─── INFORMATION PROVIDED

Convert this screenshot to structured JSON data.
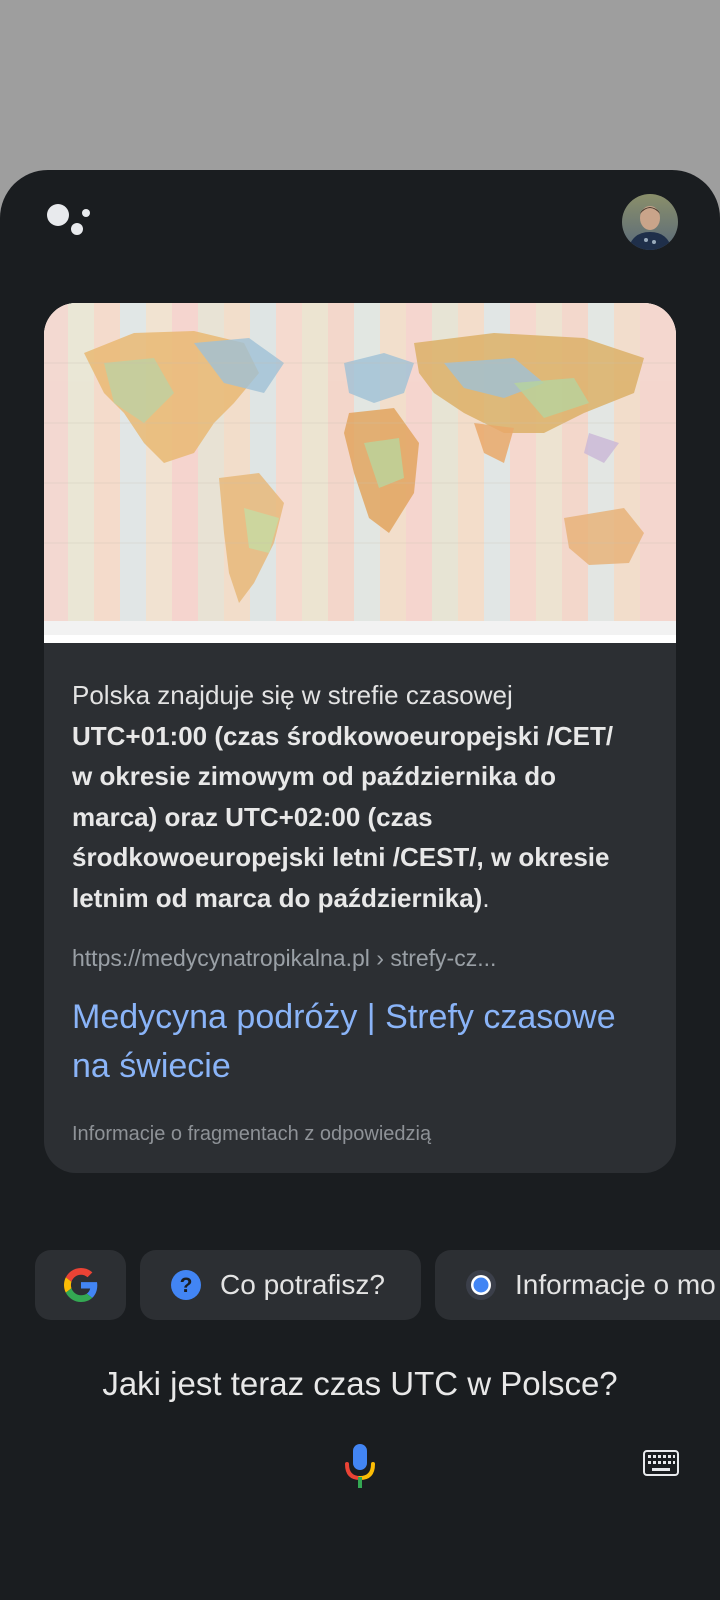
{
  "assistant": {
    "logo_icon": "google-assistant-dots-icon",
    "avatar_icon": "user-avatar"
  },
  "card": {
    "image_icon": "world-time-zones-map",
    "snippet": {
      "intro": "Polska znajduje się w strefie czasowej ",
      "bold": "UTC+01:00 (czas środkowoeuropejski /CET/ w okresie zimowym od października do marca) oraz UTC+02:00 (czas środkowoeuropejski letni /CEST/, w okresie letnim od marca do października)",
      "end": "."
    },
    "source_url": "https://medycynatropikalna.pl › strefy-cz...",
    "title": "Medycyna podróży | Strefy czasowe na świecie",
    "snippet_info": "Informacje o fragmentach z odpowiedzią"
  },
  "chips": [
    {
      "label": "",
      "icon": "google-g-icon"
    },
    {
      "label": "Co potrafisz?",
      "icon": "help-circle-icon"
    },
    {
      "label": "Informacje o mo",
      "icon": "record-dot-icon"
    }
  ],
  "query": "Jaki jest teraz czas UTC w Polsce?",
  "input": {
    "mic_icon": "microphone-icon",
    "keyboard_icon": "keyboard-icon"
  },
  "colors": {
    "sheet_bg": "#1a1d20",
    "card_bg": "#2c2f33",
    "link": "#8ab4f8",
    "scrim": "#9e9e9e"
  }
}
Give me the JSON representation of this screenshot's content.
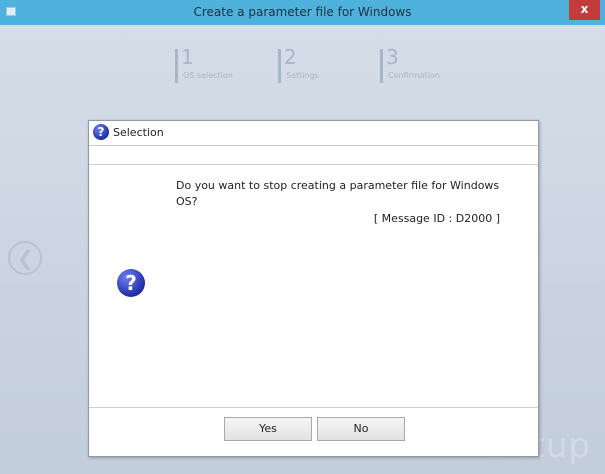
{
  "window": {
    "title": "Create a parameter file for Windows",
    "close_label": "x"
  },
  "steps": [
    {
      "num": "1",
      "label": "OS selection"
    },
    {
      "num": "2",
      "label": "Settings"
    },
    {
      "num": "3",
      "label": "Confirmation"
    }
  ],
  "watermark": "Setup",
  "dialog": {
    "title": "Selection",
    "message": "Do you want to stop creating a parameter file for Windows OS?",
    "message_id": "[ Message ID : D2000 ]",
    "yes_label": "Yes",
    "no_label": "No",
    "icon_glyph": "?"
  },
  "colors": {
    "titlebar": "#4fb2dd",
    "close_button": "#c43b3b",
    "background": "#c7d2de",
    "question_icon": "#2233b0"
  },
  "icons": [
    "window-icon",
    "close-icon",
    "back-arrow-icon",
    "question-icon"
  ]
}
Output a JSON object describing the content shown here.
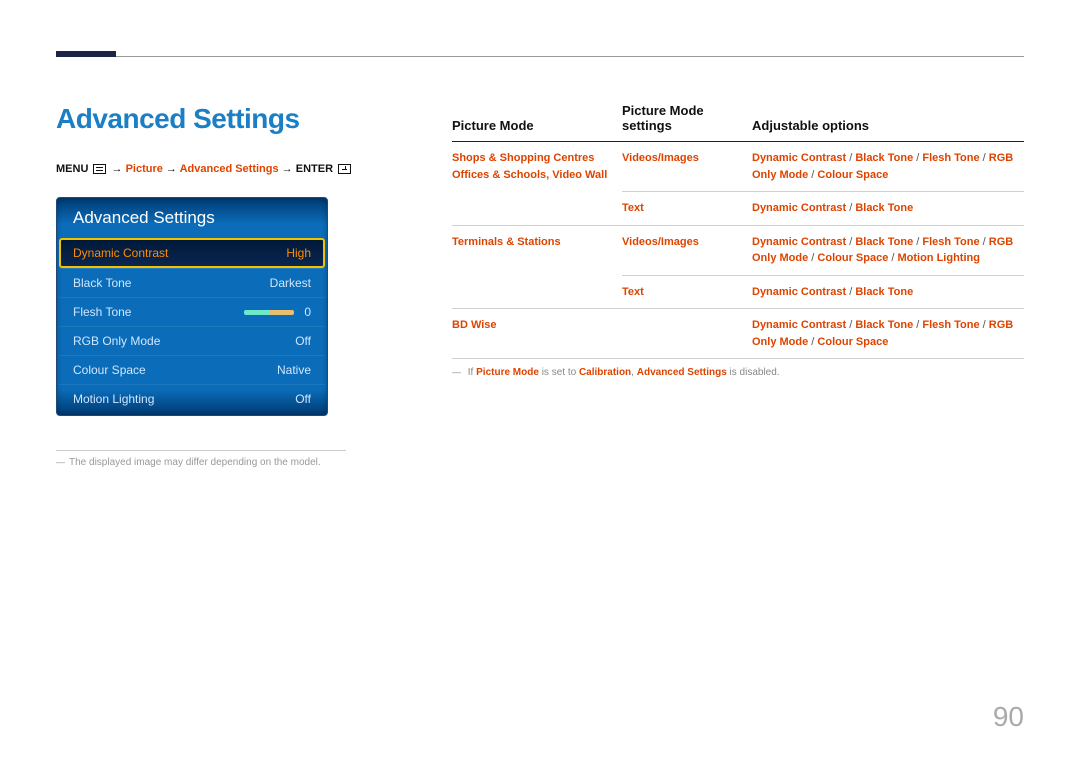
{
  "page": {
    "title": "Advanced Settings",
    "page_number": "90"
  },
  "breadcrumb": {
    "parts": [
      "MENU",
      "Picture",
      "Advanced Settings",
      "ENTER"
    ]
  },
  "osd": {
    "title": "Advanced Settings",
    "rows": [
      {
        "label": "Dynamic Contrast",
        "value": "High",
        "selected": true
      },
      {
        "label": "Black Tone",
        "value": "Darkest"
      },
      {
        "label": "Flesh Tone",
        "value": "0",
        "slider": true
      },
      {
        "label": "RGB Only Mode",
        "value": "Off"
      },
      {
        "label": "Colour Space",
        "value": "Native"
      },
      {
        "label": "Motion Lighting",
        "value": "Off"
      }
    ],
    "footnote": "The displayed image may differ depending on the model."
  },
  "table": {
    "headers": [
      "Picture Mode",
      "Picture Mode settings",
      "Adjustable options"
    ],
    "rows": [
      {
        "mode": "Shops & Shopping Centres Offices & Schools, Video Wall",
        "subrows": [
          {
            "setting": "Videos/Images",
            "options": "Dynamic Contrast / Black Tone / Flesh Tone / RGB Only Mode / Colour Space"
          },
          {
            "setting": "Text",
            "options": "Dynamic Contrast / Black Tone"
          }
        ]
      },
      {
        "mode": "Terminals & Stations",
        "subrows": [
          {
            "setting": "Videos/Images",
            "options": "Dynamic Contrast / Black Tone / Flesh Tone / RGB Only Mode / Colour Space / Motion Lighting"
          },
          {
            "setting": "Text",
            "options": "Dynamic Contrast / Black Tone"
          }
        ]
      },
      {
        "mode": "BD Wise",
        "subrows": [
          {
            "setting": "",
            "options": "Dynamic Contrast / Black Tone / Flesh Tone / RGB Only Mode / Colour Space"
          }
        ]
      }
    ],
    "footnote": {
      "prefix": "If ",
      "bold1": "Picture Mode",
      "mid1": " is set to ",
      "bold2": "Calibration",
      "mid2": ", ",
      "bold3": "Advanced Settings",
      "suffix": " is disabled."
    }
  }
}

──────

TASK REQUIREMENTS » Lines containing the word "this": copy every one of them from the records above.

REPLY TO THE TASK »
Convert this screenshot to structured JSON data.
Give me the JSON representation of this screenshot's content.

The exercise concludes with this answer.